Find and copy each line of the records where the string "this" shows up.
◇ ◇ ◇
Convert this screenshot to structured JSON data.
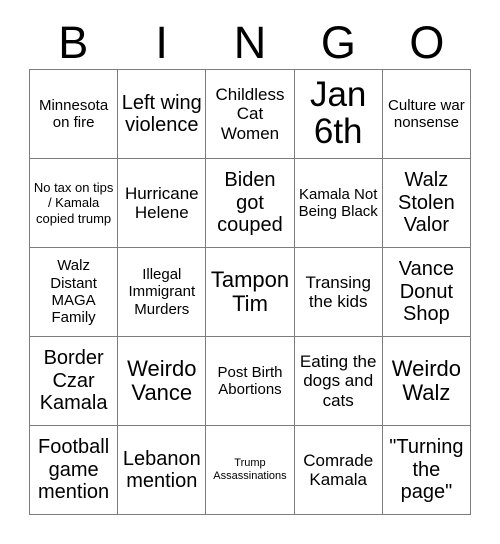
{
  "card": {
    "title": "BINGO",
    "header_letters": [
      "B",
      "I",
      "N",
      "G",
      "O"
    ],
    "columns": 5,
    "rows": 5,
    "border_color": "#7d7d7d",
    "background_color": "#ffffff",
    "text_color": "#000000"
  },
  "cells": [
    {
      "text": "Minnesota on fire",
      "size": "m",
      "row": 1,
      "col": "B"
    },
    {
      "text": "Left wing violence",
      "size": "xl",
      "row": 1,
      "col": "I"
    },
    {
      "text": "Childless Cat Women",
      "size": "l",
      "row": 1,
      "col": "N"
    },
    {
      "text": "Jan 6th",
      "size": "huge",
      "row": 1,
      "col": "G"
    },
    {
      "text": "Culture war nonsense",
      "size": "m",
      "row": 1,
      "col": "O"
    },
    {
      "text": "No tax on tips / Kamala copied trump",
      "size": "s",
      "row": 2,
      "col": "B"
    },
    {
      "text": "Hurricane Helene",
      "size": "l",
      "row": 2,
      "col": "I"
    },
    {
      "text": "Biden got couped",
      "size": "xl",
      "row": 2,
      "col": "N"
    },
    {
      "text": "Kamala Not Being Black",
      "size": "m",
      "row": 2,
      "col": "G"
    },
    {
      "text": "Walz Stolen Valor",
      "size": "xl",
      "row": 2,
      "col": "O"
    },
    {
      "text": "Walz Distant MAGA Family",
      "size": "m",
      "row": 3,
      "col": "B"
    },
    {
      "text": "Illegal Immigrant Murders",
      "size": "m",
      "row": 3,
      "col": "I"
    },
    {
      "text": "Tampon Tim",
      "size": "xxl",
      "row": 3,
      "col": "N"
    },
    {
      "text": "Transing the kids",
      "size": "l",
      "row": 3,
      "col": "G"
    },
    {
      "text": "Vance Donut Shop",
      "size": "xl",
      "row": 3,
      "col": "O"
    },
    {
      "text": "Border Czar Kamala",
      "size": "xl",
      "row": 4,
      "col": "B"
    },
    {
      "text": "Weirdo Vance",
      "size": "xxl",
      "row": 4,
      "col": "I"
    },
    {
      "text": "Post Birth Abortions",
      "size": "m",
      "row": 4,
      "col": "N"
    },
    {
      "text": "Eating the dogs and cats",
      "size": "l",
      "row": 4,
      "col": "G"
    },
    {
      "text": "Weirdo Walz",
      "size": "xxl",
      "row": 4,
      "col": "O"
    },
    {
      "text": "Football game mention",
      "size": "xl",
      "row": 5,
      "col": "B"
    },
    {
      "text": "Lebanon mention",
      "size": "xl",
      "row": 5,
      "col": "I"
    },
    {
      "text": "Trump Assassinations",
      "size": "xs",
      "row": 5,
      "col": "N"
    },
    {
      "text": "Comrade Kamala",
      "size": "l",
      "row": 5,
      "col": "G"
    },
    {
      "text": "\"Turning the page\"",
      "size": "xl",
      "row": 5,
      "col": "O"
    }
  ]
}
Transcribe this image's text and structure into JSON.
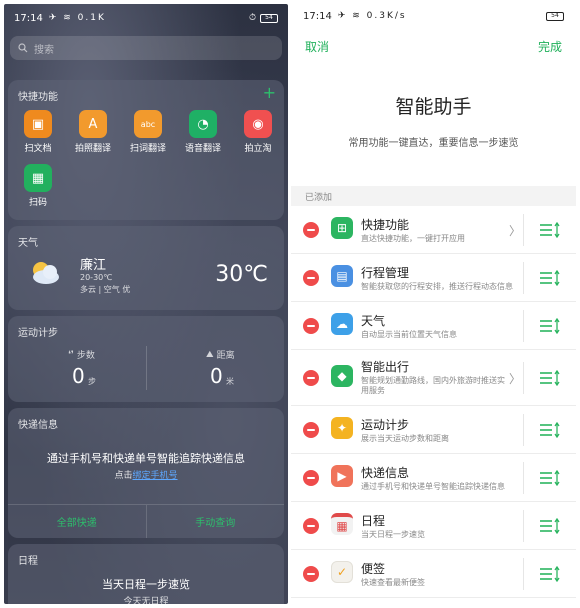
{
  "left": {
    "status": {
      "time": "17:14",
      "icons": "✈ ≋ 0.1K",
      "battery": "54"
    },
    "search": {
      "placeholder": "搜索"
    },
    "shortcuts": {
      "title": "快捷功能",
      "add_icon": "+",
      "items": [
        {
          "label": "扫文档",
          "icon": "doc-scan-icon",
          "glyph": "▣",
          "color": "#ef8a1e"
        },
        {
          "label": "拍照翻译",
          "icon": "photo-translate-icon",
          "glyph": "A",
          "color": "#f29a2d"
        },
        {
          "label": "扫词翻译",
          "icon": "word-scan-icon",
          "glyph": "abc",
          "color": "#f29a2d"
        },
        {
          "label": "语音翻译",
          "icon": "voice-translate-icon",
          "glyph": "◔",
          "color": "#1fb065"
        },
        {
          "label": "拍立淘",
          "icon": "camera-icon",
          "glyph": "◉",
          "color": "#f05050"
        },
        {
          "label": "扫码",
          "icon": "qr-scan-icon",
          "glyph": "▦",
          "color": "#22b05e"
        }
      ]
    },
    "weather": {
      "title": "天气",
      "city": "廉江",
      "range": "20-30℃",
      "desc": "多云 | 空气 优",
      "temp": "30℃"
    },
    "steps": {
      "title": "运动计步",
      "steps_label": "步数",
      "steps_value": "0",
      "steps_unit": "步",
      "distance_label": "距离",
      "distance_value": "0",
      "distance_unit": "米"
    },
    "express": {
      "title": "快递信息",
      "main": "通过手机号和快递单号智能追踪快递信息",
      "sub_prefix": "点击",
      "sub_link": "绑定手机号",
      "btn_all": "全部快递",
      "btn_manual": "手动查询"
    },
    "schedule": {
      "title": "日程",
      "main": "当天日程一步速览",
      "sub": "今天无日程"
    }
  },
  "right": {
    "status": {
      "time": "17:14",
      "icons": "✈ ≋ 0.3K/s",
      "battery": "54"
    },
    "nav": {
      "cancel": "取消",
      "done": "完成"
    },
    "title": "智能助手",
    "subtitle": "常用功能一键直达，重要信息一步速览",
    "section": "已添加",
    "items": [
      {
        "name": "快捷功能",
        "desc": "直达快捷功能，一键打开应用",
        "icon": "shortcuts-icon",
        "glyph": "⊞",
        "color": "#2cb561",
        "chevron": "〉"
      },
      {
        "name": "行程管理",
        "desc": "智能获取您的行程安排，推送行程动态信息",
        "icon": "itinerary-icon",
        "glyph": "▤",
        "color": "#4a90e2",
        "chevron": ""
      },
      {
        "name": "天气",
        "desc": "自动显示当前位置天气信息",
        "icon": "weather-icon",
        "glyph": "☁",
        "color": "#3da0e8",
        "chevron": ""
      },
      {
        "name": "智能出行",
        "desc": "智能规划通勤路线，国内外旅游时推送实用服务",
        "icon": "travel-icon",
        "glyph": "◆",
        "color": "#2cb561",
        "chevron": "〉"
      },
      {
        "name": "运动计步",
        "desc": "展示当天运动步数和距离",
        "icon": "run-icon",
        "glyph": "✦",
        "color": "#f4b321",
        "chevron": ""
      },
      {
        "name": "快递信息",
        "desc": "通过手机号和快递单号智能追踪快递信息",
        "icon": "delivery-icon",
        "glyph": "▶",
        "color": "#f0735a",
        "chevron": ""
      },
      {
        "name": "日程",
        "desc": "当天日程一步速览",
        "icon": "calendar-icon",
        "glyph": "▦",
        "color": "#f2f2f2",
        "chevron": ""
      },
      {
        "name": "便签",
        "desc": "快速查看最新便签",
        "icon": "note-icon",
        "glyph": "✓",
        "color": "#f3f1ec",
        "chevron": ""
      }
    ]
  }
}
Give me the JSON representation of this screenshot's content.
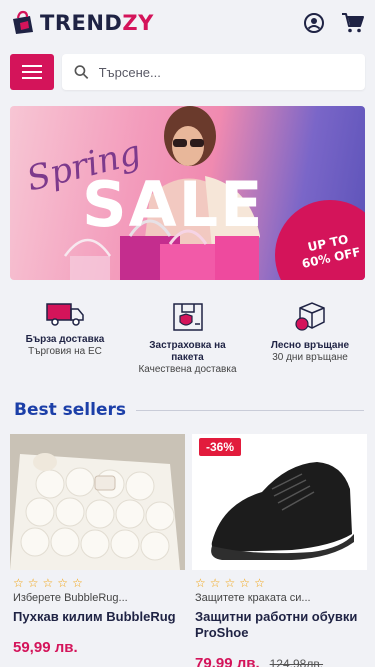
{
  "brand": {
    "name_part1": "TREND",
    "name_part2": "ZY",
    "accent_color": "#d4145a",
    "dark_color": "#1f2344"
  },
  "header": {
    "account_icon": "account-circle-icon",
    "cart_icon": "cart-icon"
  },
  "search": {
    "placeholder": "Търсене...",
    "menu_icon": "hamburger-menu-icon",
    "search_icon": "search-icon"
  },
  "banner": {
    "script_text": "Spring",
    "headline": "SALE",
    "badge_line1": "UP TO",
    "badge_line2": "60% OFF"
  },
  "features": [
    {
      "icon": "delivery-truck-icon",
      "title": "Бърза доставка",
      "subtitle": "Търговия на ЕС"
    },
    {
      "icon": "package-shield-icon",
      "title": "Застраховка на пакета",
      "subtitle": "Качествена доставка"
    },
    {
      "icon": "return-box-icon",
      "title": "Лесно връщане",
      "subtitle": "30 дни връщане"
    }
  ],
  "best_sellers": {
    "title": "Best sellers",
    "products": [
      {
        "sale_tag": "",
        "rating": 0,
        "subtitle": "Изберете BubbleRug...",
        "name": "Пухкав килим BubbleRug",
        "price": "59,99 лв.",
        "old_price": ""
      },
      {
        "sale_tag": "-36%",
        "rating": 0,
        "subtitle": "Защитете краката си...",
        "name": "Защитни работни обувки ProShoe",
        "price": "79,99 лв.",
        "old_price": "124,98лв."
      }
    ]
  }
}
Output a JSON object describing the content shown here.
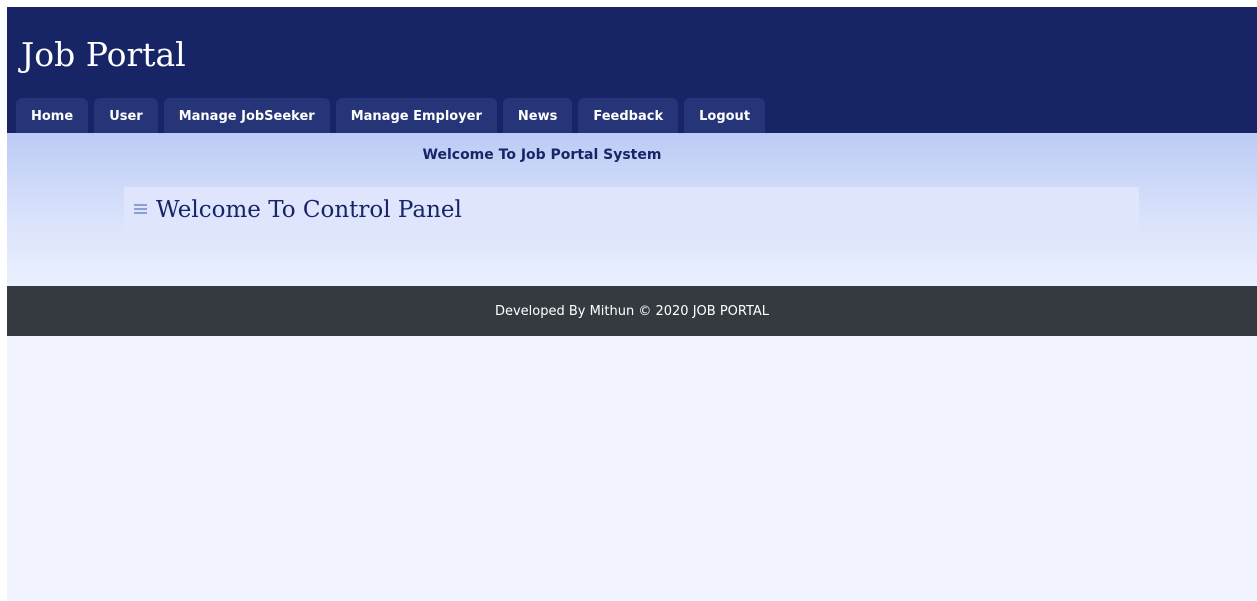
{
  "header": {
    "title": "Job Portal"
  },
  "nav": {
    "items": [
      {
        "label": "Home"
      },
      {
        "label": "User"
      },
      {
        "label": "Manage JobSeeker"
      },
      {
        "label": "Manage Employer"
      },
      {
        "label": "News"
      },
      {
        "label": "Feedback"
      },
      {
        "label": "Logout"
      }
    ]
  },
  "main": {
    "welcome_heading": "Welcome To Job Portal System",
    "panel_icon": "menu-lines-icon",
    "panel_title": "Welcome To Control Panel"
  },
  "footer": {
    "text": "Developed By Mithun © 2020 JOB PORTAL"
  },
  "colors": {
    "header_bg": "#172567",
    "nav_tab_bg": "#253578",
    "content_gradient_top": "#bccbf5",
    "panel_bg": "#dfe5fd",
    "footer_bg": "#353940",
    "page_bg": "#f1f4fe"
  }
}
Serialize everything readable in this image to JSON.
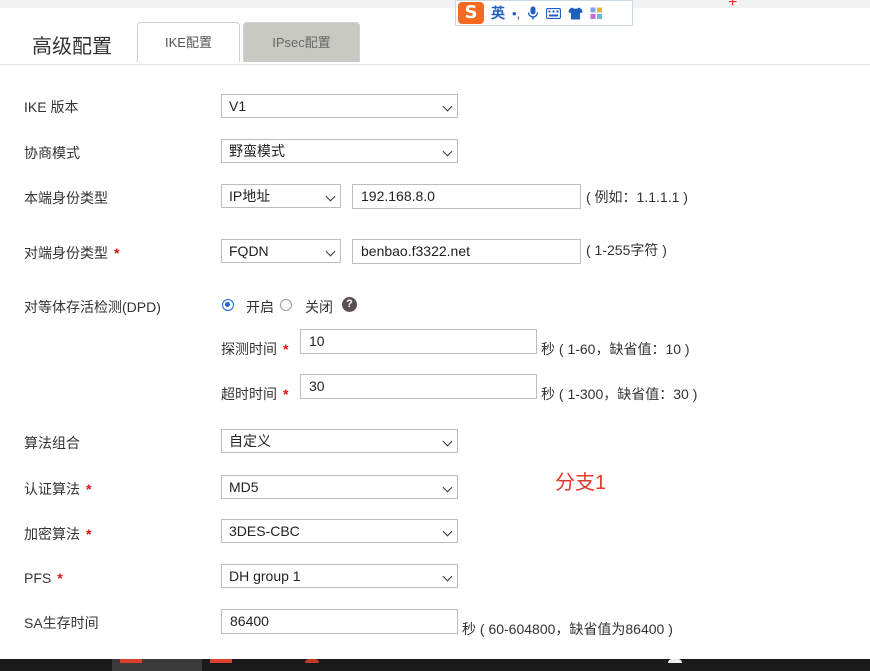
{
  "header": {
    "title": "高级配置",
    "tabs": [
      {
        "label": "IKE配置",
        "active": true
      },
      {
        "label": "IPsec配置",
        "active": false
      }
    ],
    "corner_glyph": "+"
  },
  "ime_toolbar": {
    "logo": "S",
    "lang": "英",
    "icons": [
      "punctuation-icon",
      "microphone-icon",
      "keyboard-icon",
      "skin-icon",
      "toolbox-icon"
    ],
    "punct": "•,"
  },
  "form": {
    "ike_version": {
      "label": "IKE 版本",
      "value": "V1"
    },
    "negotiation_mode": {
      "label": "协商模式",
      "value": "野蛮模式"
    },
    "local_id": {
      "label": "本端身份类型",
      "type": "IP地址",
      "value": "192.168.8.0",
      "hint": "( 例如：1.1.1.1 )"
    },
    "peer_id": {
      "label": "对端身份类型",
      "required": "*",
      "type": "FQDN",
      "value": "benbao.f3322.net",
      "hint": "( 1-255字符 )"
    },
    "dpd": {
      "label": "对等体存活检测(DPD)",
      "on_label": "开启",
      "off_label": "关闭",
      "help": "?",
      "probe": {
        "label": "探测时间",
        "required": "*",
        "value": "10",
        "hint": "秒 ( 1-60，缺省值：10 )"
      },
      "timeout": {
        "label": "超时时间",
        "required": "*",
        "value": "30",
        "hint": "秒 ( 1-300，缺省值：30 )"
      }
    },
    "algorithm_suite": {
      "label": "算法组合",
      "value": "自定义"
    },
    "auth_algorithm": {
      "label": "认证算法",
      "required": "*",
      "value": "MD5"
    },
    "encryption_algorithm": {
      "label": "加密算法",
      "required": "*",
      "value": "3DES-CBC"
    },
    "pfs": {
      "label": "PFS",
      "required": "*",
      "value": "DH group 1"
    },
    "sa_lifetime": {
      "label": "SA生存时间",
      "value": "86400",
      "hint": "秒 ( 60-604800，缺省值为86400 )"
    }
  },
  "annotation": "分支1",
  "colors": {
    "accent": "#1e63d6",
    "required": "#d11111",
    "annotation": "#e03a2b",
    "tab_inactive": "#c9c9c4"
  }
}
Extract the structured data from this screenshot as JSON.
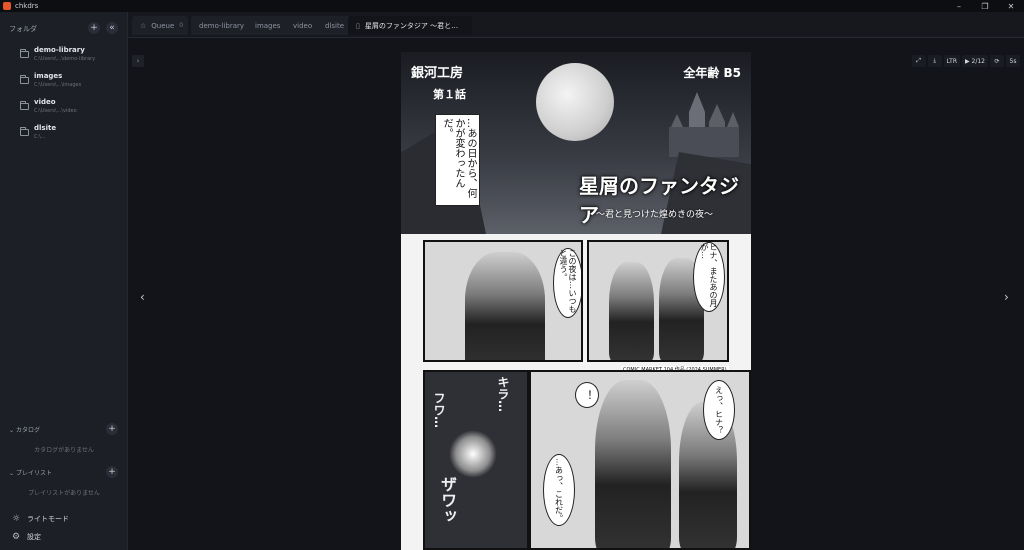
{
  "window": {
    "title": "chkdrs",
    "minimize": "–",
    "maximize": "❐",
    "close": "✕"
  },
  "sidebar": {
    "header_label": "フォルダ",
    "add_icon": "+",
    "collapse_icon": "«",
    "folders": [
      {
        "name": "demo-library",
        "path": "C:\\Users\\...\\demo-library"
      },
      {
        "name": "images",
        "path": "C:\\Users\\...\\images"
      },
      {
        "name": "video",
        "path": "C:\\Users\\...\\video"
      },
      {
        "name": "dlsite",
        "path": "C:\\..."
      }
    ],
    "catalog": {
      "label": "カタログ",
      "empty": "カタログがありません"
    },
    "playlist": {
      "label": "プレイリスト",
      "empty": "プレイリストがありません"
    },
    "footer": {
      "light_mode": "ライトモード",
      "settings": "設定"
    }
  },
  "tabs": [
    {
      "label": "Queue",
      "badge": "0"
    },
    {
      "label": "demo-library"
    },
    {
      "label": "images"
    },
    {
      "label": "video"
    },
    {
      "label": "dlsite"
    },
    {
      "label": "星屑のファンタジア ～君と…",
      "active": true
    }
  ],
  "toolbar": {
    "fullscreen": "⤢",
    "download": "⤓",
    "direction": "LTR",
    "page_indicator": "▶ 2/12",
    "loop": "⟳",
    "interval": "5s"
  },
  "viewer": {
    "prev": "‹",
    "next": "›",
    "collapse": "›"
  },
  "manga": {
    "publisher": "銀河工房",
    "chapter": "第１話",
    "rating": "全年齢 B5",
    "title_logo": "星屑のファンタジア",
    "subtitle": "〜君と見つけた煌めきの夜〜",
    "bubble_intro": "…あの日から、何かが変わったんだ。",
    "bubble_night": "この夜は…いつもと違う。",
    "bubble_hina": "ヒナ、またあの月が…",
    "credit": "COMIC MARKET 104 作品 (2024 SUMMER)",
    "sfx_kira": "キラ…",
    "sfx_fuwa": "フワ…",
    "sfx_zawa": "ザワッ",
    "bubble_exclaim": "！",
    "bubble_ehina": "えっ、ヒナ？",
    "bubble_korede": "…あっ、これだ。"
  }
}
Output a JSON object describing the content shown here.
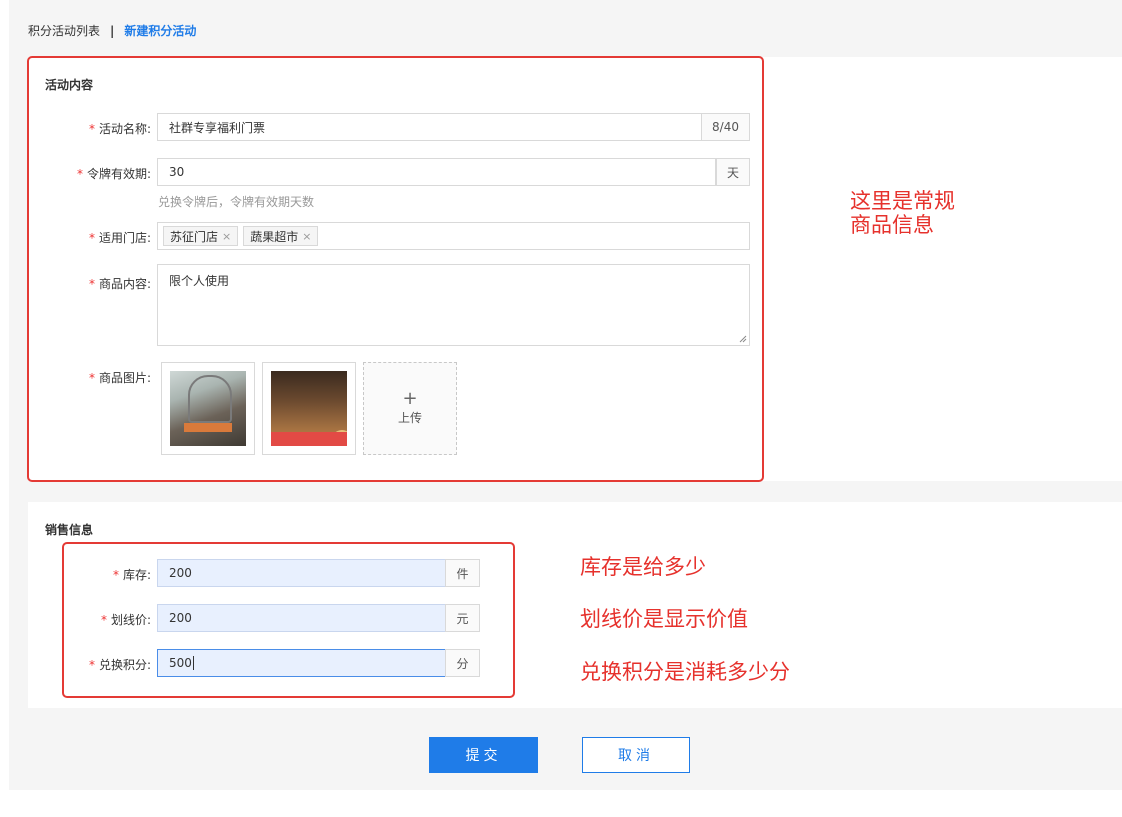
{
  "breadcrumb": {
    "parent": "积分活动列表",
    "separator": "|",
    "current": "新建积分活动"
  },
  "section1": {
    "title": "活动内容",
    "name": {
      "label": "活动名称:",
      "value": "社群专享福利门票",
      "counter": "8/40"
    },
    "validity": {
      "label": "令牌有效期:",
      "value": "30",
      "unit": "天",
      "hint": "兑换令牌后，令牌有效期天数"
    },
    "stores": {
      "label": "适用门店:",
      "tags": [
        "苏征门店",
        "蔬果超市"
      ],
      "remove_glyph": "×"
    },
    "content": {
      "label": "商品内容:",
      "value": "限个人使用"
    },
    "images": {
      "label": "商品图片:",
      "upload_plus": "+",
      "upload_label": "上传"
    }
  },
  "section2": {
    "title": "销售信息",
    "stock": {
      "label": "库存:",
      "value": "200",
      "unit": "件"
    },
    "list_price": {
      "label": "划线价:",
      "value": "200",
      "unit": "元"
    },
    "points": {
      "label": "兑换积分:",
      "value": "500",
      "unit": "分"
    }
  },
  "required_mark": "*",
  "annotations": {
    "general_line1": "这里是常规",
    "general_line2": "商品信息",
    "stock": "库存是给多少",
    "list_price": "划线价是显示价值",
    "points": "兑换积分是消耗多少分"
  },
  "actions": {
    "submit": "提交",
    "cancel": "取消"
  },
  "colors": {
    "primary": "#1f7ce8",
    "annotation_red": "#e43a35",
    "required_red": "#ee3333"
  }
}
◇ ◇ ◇
# EXERCISE RESULT:
Convert this screenshot to structured JSON data.
Transcribe this image's text and structure into JSON.
Give me the JSON representation of this screenshot's content.
Serialize everything readable in this image to JSON.
Extract the structured data from this screenshot as JSON.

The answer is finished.